WHAT TO WORK ON – I need all of the entries printed exactly.

#### DATA ####

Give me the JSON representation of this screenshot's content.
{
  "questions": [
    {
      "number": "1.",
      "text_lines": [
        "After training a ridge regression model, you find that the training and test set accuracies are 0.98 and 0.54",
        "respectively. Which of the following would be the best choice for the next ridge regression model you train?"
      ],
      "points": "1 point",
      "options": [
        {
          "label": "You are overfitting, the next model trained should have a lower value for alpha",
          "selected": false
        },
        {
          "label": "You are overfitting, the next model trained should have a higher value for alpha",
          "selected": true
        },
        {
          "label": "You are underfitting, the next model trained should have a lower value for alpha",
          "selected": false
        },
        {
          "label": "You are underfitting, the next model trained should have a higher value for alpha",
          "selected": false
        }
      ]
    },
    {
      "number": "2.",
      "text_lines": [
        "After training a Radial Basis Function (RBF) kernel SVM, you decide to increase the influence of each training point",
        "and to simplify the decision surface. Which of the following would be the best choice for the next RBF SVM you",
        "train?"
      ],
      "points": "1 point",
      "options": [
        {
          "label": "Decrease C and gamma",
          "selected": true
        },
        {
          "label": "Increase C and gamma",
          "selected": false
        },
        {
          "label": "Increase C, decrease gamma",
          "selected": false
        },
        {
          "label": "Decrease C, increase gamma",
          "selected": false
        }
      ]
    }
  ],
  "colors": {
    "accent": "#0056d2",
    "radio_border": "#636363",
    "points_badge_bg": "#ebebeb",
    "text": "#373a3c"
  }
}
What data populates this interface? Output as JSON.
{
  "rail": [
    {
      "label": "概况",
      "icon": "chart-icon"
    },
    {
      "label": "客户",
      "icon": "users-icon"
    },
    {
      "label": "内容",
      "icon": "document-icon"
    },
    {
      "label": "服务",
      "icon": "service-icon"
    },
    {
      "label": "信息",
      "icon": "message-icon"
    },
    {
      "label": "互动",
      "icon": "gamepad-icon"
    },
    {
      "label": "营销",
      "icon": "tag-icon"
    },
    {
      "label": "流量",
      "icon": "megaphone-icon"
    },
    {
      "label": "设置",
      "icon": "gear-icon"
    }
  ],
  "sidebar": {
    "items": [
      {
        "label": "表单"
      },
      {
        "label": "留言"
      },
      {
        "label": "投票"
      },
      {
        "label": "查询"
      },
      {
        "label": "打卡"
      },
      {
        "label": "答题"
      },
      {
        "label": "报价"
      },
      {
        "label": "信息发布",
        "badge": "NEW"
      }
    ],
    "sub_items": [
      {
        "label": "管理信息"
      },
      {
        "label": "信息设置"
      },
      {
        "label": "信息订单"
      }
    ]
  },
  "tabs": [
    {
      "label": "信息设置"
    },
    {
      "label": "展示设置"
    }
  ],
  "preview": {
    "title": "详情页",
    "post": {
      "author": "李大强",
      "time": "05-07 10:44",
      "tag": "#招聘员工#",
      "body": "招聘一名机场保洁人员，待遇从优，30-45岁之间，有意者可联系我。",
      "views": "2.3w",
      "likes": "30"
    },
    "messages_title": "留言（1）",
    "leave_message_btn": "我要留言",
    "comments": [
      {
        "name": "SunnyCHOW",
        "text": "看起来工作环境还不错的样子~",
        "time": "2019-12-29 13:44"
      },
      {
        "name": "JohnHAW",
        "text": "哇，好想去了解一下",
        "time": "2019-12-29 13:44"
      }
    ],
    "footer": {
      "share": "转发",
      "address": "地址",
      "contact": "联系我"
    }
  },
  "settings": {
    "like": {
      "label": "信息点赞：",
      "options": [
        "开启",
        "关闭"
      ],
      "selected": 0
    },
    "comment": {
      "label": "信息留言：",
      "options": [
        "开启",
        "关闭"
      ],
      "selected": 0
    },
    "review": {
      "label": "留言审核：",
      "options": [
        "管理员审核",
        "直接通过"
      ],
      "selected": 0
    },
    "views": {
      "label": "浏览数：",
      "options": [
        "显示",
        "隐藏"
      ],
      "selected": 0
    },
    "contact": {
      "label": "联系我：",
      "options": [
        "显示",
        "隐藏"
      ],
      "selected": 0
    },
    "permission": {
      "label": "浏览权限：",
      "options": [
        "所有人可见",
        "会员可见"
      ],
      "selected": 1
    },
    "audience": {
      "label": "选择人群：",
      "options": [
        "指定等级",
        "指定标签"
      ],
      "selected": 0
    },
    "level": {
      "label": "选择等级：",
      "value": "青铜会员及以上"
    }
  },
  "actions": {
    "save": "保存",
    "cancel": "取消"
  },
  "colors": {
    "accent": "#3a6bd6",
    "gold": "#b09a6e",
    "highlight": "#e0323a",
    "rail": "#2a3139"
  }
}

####

SOLUTION FOR THIS TASK –
Give me the JSON representation of this screenshot's content.
{
  "questions": [
    {
      "number": "1.",
      "text_lines": [
        "After training a ridge regression model, you find that the training and test set accuracies are 0.98 and 0.54",
        "respectively. Which of the following would be the best choice for the next ridge regression model you train?"
      ],
      "points": "1 point",
      "options": [
        {
          "label": "You are overfitting, the next model trained should have a lower value for alpha",
          "selected": false
        },
        {
          "label": "You are overfitting, the next model trained should have a higher value for alpha",
          "selected": true
        },
        {
          "label": "You are underfitting, the next model trained should have a lower value for alpha",
          "selected": false
        },
        {
          "label": "You are underfitting, the next model trained should have a higher value for alpha",
          "selected": false
        }
      ]
    },
    {
      "number": "2.",
      "text_lines": [
        "After training a Radial Basis Function (RBF) kernel SVM, you decide to increase the influence of each training point",
        "and to simplify the decision surface. Which of the following would be the best choice for the next RBF SVM you",
        "train?"
      ],
      "points": "1 point",
      "options": [
        {
          "label": "Decrease C and gamma",
          "selected": true
        },
        {
          "label": "Increase C and gamma",
          "selected": false
        },
        {
          "label": "Increase C, decrease gamma",
          "selected": false
        },
        {
          "label": "Decrease C, increase gamma",
          "selected": false
        }
      ]
    }
  ],
  "colors": {
    "accent": "#0056d2",
    "radio_border": "#636363",
    "points_badge_bg": "#ebebeb",
    "text": "#373a3c"
  }
}
What data populates this interface? Output as JSON.
{
  "rail": [
    {
      "label": "概况",
      "icon": "chart-icon"
    },
    {
      "label": "客户",
      "icon": "users-icon"
    },
    {
      "label": "内容",
      "icon": "document-icon"
    },
    {
      "label": "服务",
      "icon": "service-icon"
    },
    {
      "label": "信息",
      "icon": "message-icon"
    },
    {
      "label": "互动",
      "icon": "gamepad-icon"
    },
    {
      "label": "营销",
      "icon": "tag-icon"
    },
    {
      "label": "流量",
      "icon": "megaphone-icon"
    },
    {
      "label": "设置",
      "icon": "gear-icon"
    }
  ],
  "sidebar": {
    "items": [
      {
        "label": "表单"
      },
      {
        "label": "留言"
      },
      {
        "label": "投票"
      },
      {
        "label": "查询"
      },
      {
        "label": "打卡"
      },
      {
        "label": "答题"
      },
      {
        "label": "报价"
      },
      {
        "label": "信息发布",
        "badge": "NEW"
      }
    ],
    "sub_items": [
      {
        "label": "管理信息"
      },
      {
        "label": "信息设置"
      },
      {
        "label": "信息订单"
      }
    ]
  },
  "tabs": [
    {
      "label": "信息设置"
    },
    {
      "label": "展示设置"
    }
  ],
  "preview": {
    "title": "详情页",
    "post": {
      "author": "李大强",
      "time": "05-07 10:44",
      "tag": "#招聘员工#",
      "body": "招聘一名机场保洁人员，待遇从优，30-45岁之间，有意者可联系我。",
      "views": "2.3w",
      "likes": "30"
    },
    "messages_title": "留言（1）",
    "leave_message_btn": "我要留言",
    "comments": [
      {
        "name": "SunnyCHOW",
        "text": "看起来工作环境还不错的样子~",
        "time": "2019-12-29 13:44"
      },
      {
        "name": "JohnHAW",
        "text": "哇，好想去了解一下",
        "time": "2019-12-29 13:44"
      }
    ],
    "footer": {
      "share": "转发",
      "address": "地址",
      "contact": "联系我"
    }
  },
  "settings": {
    "like": {
      "label": "信息点赞：",
      "options": [
        "开启",
        "关闭"
      ],
      "selected": 0
    },
    "comment": {
      "label": "信息留言：",
      "options": [
        "开启",
        "关闭"
      ],
      "selected": 0
    },
    "review": {
      "label": "留言审核：",
      "options": [
        "管理员审核",
        "直接通过"
      ],
      "selected": 0
    },
    "views": {
      "label": "浏览数：",
      "options": [
        "显示",
        "隐藏"
      ],
      "selected": 0
    },
    "contact": {
      "label": "联系我：",
      "options": [
        "显示",
        "隐藏"
      ],
      "selected": 0
    },
    "permission": {
      "label": "浏览权限：",
      "options": [
        "所有人可见",
        "会员可见"
      ],
      "selected": 1
    },
    "audience": {
      "label": "选择人群：",
      "options": [
        "指定等级",
        "指定标签"
      ],
      "selected": 0
    },
    "level": {
      "label": "选择等级：",
      "value": "青铜会员及以上"
    }
  },
  "actions": {
    "save": "保存",
    "cancel": "取消"
  },
  "colors": {
    "accent": "#3a6bd6",
    "gold": "#b09a6e",
    "highlight": "#e0323a",
    "rail": "#2a3139"
  }
}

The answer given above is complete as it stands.